We dropped anchor as the sun was going down about 5pm today after just 4 hours of running.

at the helm

On Tuesday we made about 60 miles in ten hours and anchored in St. Simon’s Island for the night. We are trying to train Goose to do his business on a piece of carpet but he is having none of that yet. In fact he is actually a bit leery of the moving around on deck ever since he slipped and fell in the water off the dock in Savannah.

A 60 pound wet dog is not easy to pull out of the drink!

Anyway, we dropped the dingy in St. Simons and motored in to let him fertilize the ground. He was extremely grateful. Tomorrow we will try the carpet again.

Yesterday (Wednesday) when I started the motor at 0630 there was a funny burning smell. I have been a bit worried about the alternator as we are using a LOT of power to run the 30 year old AC refrigeration compressor off the alternator and the inverter. It works but…

As soon as we pulled up the anchor the smell got worse and the tachometer quit. (The tach is driven off the alternator) so I shut it down and dropped an anchor to check.

Three hours later I still had not figured out why the alternator was squealing like a stuck pig and getting very hot. Luckily just a few miles down the waterway was a marina with a mechanic who could look.

We made it to a dock at the marina, and the mechanic and an older electronics guy I had found showed up. They spent 2 hours to tell me my belt was not tight enough. Charge – $380.00

Dumb me. I just did not trust myself, and had over thought the problem and had convinced myself there was a bigger issue. In fact I convinced these two guys too! There is a really good lesson here!

No worries. I enjoyed talking with both of them and they helped me understand some other questions I had about alternators and inverters.

working on the generator

Then as soon as they left, Ryan and I tackled getting the old non functioning generator out of the hole…

This had been nagging at me for four weeks. How to do it, what was wrong with it and can it be fixed with our limited resources.

We got it out in 2.5 hours and used the main halyard to get it up on deck. How many 15 year olds get to remove a generator from an engine and get a lesson on how they work? Ryan is fun to work with. He is smart and willing and asks good questions…

The field windings were measuring open and when we took it apart it was obvious that due to salt water leaking on the main engine and being sucked in by the cooling fan on the generator, the insulation on the wires connecting the field windings had deteriorated, and they had broken. (For all you mechanical minded friends!)

Hopefully we can get it fixed in south Florida…

how a generaotr doesn't work

We got off the dock today at 2 and turned south again after a short detour due to the captains inability to pay attention!

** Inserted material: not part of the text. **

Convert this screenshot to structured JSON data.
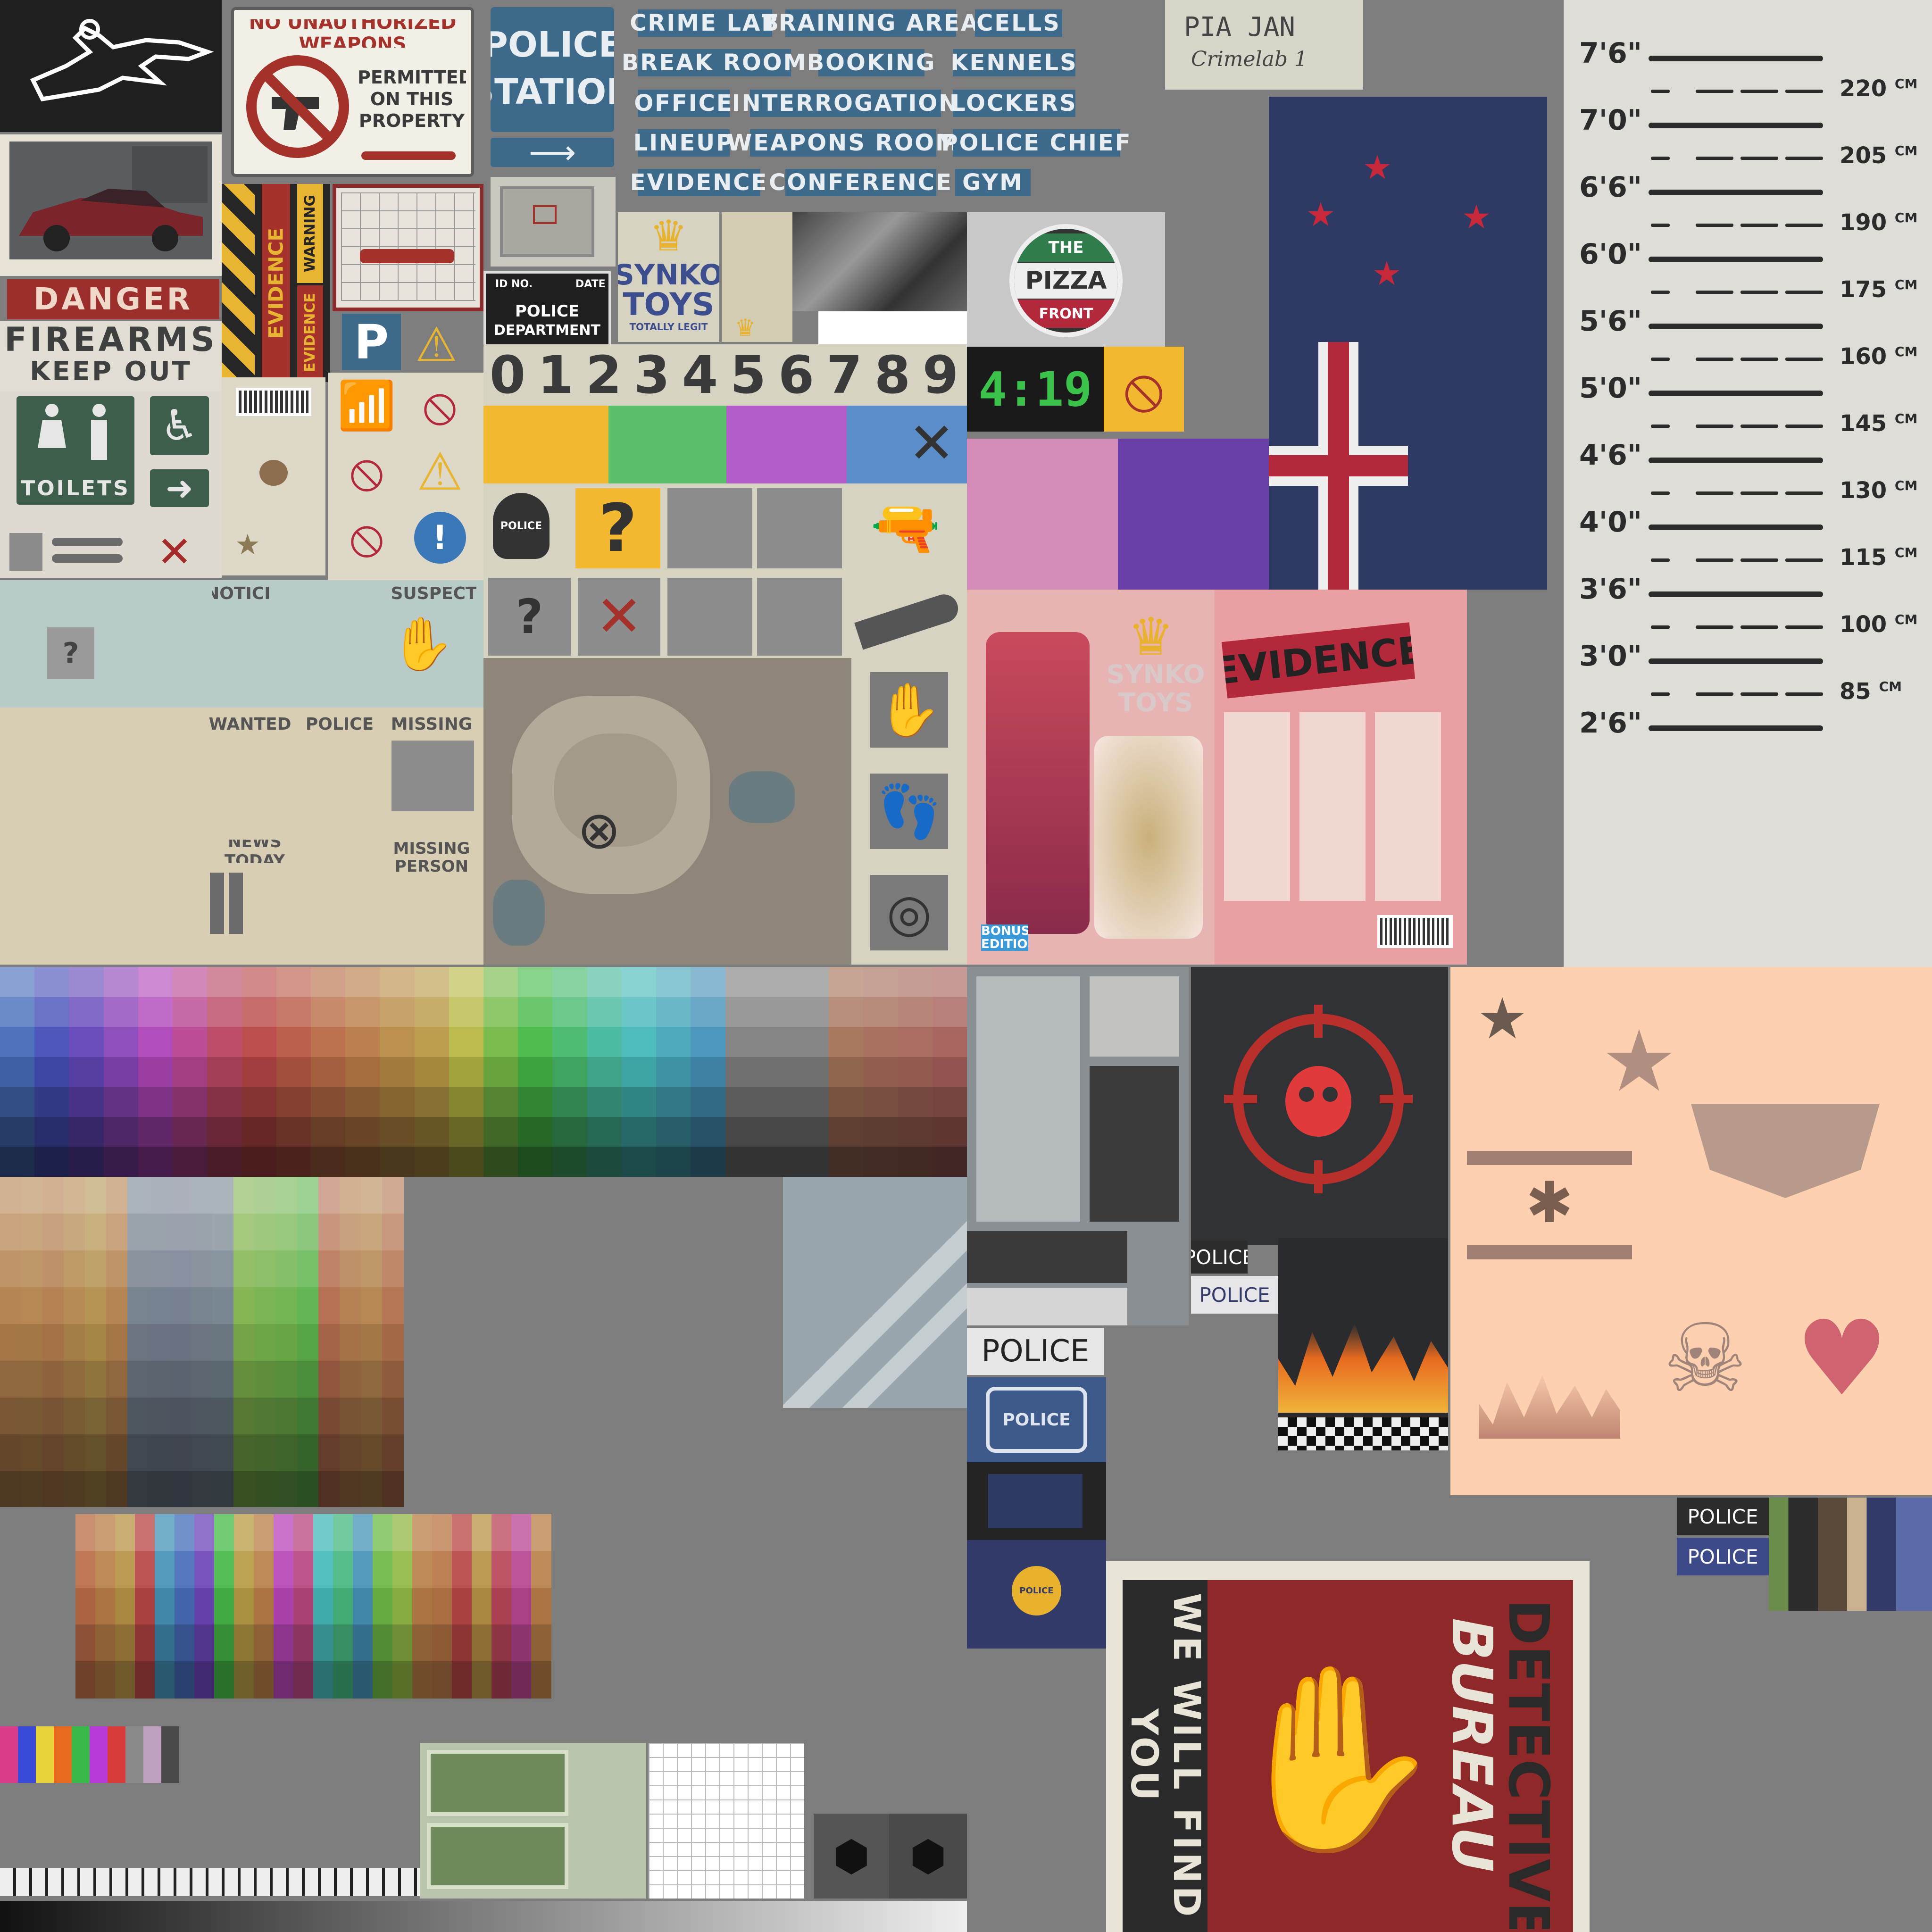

Tomorrow the goal is Jacksonville Fl, and then on to St. Augustine the next day.

299 miles to West Palm Beach and we have to meet Ian there on the 20th.

And the shakedown cruise continues! Hopefully the sunny 70 degree days will continue. Not bad for December!

happy sailing dog